I wish I were as felicitious with words as you are, that I could say this without all the dashes and parentheses. My failure to do so is, I suppose, like the Camus character's first sentence, a thing that points to the open-endedness of creativivity -- a work that's never quite done ... but is always meaningful ... in its way.

Bert Bananas said...

While this may not have the impact it did for me, I'll tell my story anyway:

I was standing smack dab on the border with Mexico, at the Otay Mesa crossing. I was five feet from Mexico, at the "USA to Mexico" crossing. The "Mexico to USA" area is heavily guarded and controlled. At the former there's just car lanes and a pedestrian walk way.

As I'm standing there, a Border Patrol bus pulls up and parks at a curb. The bus is parallel with the border and the front door is facing Mexico, probably 20 feet from the border. I'm between that front door and Mexico. Being of a curious bent, I simply stand there and watch.

The bus door opens. It was completely full of Hispanics. Or Latinos. Or to finally be totally unpolitically correct, it was full of Mexicans. And like I said, completely.

See, there were three Border Patrol agents on the bus. The driver and two others. They had on these dark green uniforms. And they were just as "Mexican" looking as the people getting off the bus, shambling back to the home they wanted to replace.

It didn't change my mind about keeping Illegal Aliens out of the USA, but it did tickle my sense of irony that the "accident" of birth allowed one set of "Mexicans" to throw out a second set of "Mexicans." I wondered what the "good" Mexicans thought about the whole situation.

Benedict S. said...

Bert, they probably thought the same sorts of things the "good" Americans thought about punishing Iraq for 9/11 and the "good" Germans thought about giving Jews Hell for "killing Jesus."

I saw a film Saturday night, name of "The Harmonizers," which was based on historical events that occurred between 1927-38. The picture was made in Germany (~1997) and was adequately subtitled, even to the point of rhyming the lyrics of the catchy tunes sang by the extremely popular group. As performers, the group, five male singers and a male pianist, did very well, touring Europe and even America. Perhaps they would have become immortals ... if three of the men had not been Jews.

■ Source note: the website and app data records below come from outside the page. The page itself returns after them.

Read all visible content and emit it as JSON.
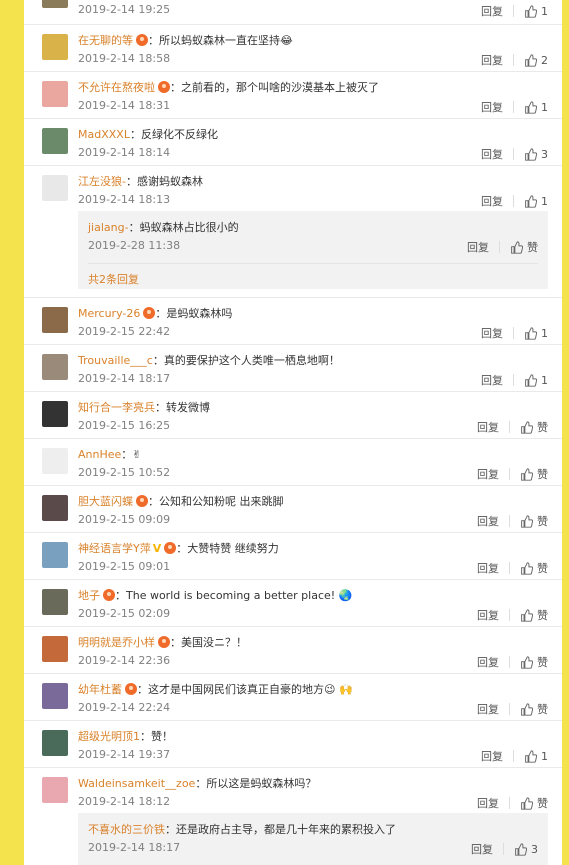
{
  "labels": {
    "reply": "回复",
    "like": "赞",
    "sep": "："
  },
  "comments": [
    {
      "user": "",
      "text": "",
      "time": "2019-2-14 19:25",
      "likes": "1",
      "avatar_color": "#8a7b5a"
    },
    {
      "user": "在无聊的等",
      "text": "所以蚂蚁森林一直在坚持😂",
      "time": "2019-2-14 18:58",
      "likes": "2",
      "avatar_color": "#d9b34a"
    },
    {
      "user": "不允许在熬夜啦",
      "text": "之前看的，那个叫啥的沙漠基本上被灭了",
      "time": "2019-2-14 18:31",
      "likes": "1",
      "avatar_color": "#e9a7a0"
    },
    {
      "user": "MadXXXL",
      "text": "反绿化不反绿化",
      "time": "2019-2-14 18:14",
      "likes": "3",
      "avatar_color": "#6a8a6a"
    },
    {
      "user": "江左没狼-",
      "text": "感谢蚂蚁森林",
      "time": "2019-2-14 18:13",
      "likes": "1",
      "avatar_color": "#e8e8e8"
    },
    {
      "user": "Mercury-26",
      "text": "是蚂蚁森林吗",
      "time": "2019-2-15 22:42",
      "likes": "1",
      "avatar_color": "#8b6a4a"
    },
    {
      "user": "Trouvaille___c",
      "text": "真的要保护这个人类唯一栖息地啊！",
      "time": "2019-2-14 18:17",
      "likes": "1",
      "avatar_color": "#9a8a7a"
    },
    {
      "user": "知行合一李亮兵",
      "text": "转发微博",
      "time": "2019-2-15 16:25",
      "likes": "赞",
      "avatar_color": "#333333"
    },
    {
      "user": "AnnHee",
      "text": "✌",
      "time": "2019-2-15 10:52",
      "likes": "赞",
      "avatar_color": "#eeeeee"
    },
    {
      "user": "胆大蓝闪蝶",
      "text": "公知和公知粉呢  出来跳脚",
      "time": "2019-2-15 09:09",
      "likes": "赞",
      "avatar_color": "#5a4a4a"
    },
    {
      "user": "神经语言学Y萍",
      "text": "大赞特赞  继续努力",
      "time": "2019-2-15 09:01",
      "likes": "赞",
      "avatar_color": "#7aa0c0"
    },
    {
      "user": "地子",
      "text": "The world is becoming a better place! 🌏",
      "time": "2019-2-15 02:09",
      "likes": "赞",
      "avatar_color": "#6a6a5a"
    },
    {
      "user": "明明就是乔小样",
      "text": "美国没ニ？！",
      "time": "2019-2-14 22:36",
      "likes": "赞",
      "avatar_color": "#c46a3a"
    },
    {
      "user": "幼年杜蓄",
      "text": "这才是中国网民们该真正自豪的地方😉 🙌",
      "time": "2019-2-14 22:24",
      "likes": "赞",
      "avatar_color": "#7a6a9a"
    },
    {
      "user": "超级光明顶1",
      "text": "赞！",
      "time": "2019-2-14 19:37",
      "likes": "1",
      "avatar_color": "#4a6a5a"
    },
    {
      "user": "Waldeinsamkeit__zoe",
      "text": "所以这是蚂蚁森林吗？",
      "time": "2019-2-14 18:12",
      "likes": "赞",
      "avatar_color": "#e9a7b0"
    }
  ],
  "replies": {
    "r1": {
      "user": "jialang-",
      "text": "蚂蚁森林占比很小的",
      "time": "2019-2-28 11:38",
      "likes": "赞",
      "more": "共2条回复"
    },
    "r2": {
      "user": "不喜水的三价铁",
      "text": "还是政府占主导，都是几十年来的累积投入了",
      "time": "2019-2-14 18:17",
      "likes": "3"
    }
  },
  "colors": {
    "background_yellow": "#f5e34d",
    "username": "#d9822b",
    "time": "#808080"
  }
}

My enjoyment of the film was heightened by the two German ladies who sat next to me, sisters born to what may very well have been a good German family. They hummed the background music and sang along with the German lyrics of the songs the sextet performed. These ladies, both dear friends, and what was left of their family escaped East Germany about 40 years ago. They're now radical progressives, wholly committed to "never again" politics.

After the film, which ended less tragically than it might have, I expected my two companions to be their usual bubbly selves, brimming with tales of the "Comedian Harmonizers" (as the group was called), but I was mistaken. When the lights came up, E___'s & L___'s eyes were downcast and they were remarkably silent.

Perhaps their sadness had been stimulated by the movie's last great scene. The group was to perform in Munich, and the theater was SRO ("without advertising"). But an hour before the curtain was to rise they had been notified, in writing, that this was to be their last performance. The new anti-Juden laws prohibited "mixed groups." One of the men declared that he would not perform, that heaven and earth could not get him onto the stage. But of course, he relented, and did perform ... after reading the decree aloud to the audience, and informing them that, now that the truth of the group's "mixed" religion was out, the price of admission would be refunded by all who chose to leave. One or two actually did leave. But the rest stayed. The Harmonizers then sang their last song.

I will not describe the song, only the reaction to it of my two friends. When they tried to sing along with it, their voices failed them, but their tears did not.

Perhaps some day, Bert, the world will lose its shyness in the face of ironic horror. Perhaps....